Stretch marks are common and there’s not much you can do to avoid them or treat them. Some people get them and others don’t. Whether you get stretch marks or not can depend on your skin type – some people just have more elastic skin that can stretch easily without leaving a mark.
Skin is made up of three main layers – the epidermis (outer), the dermis (middle) and the subcutis (inner). Stretch marks happen when the middle layer of the skin is stretched and breaks. Mums-to-be who put on more than the average amount of weight and those who have twins or more are also more likely to get them.
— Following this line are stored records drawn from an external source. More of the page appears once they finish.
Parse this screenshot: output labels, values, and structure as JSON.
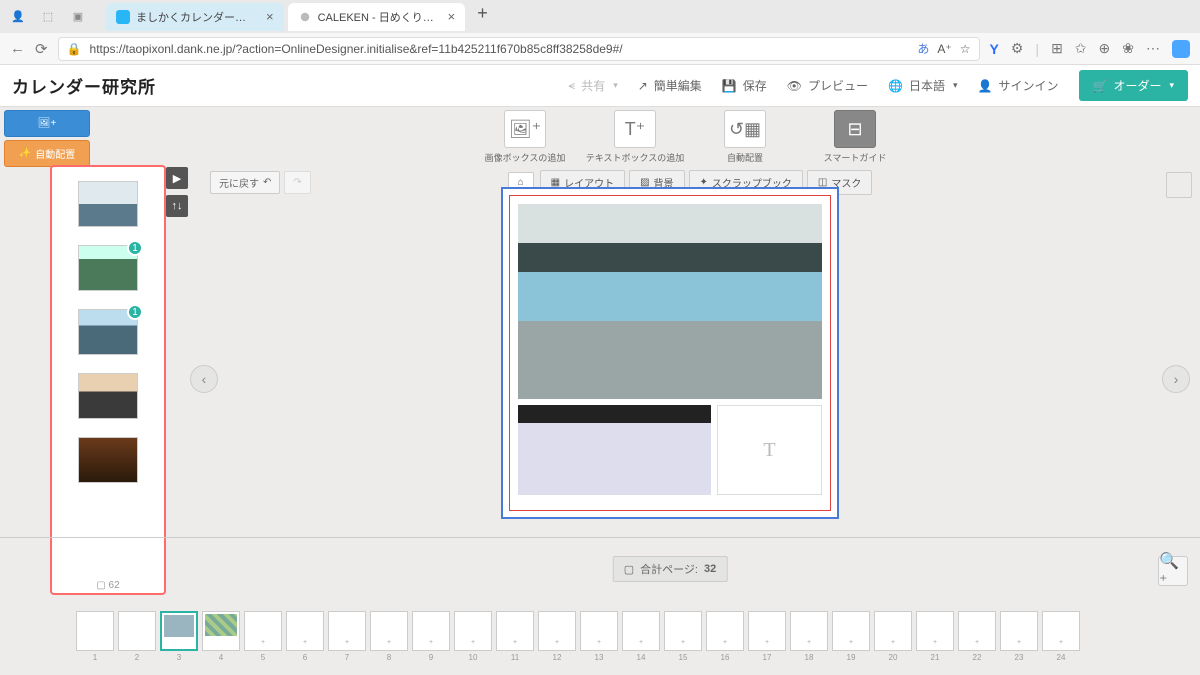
{
  "browser": {
    "tabs": [
      {
        "title": "ましかくカレンダー（日めくり）-",
        "active": false
      },
      {
        "title": "CALEKEN - 日めくりカレンダー#",
        "active": true
      }
    ],
    "url": "https://taopixonl.dank.ne.jp/?action=OnlineDesigner.initialise&ref=11b425211f670b85c8ff38258de9#/"
  },
  "logo": "カレンダー研究所",
  "header": {
    "share": "共有",
    "simple_edit": "簡単編集",
    "save": "保存",
    "preview": "プレビュー",
    "language": "日本語",
    "signin": "サインイン",
    "order": "オーダー"
  },
  "left": {
    "add_image": "",
    "auto_arrange": "自動配置",
    "count": "62",
    "badges": [
      "1",
      "1"
    ]
  },
  "tools": {
    "big": [
      {
        "label": "画像ボックスの追加",
        "icon": "img"
      },
      {
        "label": "テキストボックスの追加",
        "icon": "T+"
      },
      {
        "label": "自動配置",
        "icon": "auto"
      },
      {
        "label": "スマートガイド",
        "icon": "guide",
        "active": true
      }
    ],
    "undo": "元に戻す",
    "redo": "",
    "tabs": [
      "レイアウト",
      "背景",
      "スクラップブック",
      "マスク"
    ]
  },
  "canvas": {
    "text_placeholder": "T",
    "counter_label": "合計ページ:",
    "counter_value": "32"
  },
  "filmstrip": {
    "count": 24,
    "selected": 3
  }
}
Creams that claim to prevent or stop stretch marks are unlikely to have any effect. They won’t prevent the skin breaking because they can’t reach the middle layer or dermis.
Stretch marks will fade over time after your baby is born.
If you’re struggling with morning sickness, or finding it hard to get up in the morning, breakfast is probably way down your list of priorities in pregnancy. We look at why it’s worth getting up for.
Now that you’re pregnant, it’s important to eat well. Good nutrition will keep you healthy and help your baby grow and develop.
Smoking in pregnancy is harmful to your baby. Quitting is one of the best things you can do to protect your baby’s health through pregnancy and beyond.
You don't have to stop having fun now you're pregnant - but there are a few things you'll have to give up. Alcohol is one of these things, because it can damage your growing baby.
Although it’s normal to have periods of worry and stress when you’re pregnant, some women have feelings that don’t go away and this can be a sign of something more serious.
People may tell you that pregnancy is a good time to put your feet up. If your pregnancy is uncomplicated it is actually much healthier for you and your baby to exercise while pregnant.
1. Macdonald S, Magill-Cuerden J (2012) Mayes’ Midwifery, 14th edition, London, Ballière Tindall
2. NHS Choices [accessed 10 February 2015] Stretch marks in pregnancy. Review: 17 July 2016:http://www.nhs.uk/Conditions/pregnancy-and-baby/pages/stretch-marks-pregnant.aspx#close .
3. Brennan M, Young G, Devane D (2012) ‘Topical preparations for preventing stretch marks in pregnancy’, Cochrane Database of Systematic Reviews 11: CD000066: http://www.ncbi.nlm.nih.gov/pubmed/23152199Hide details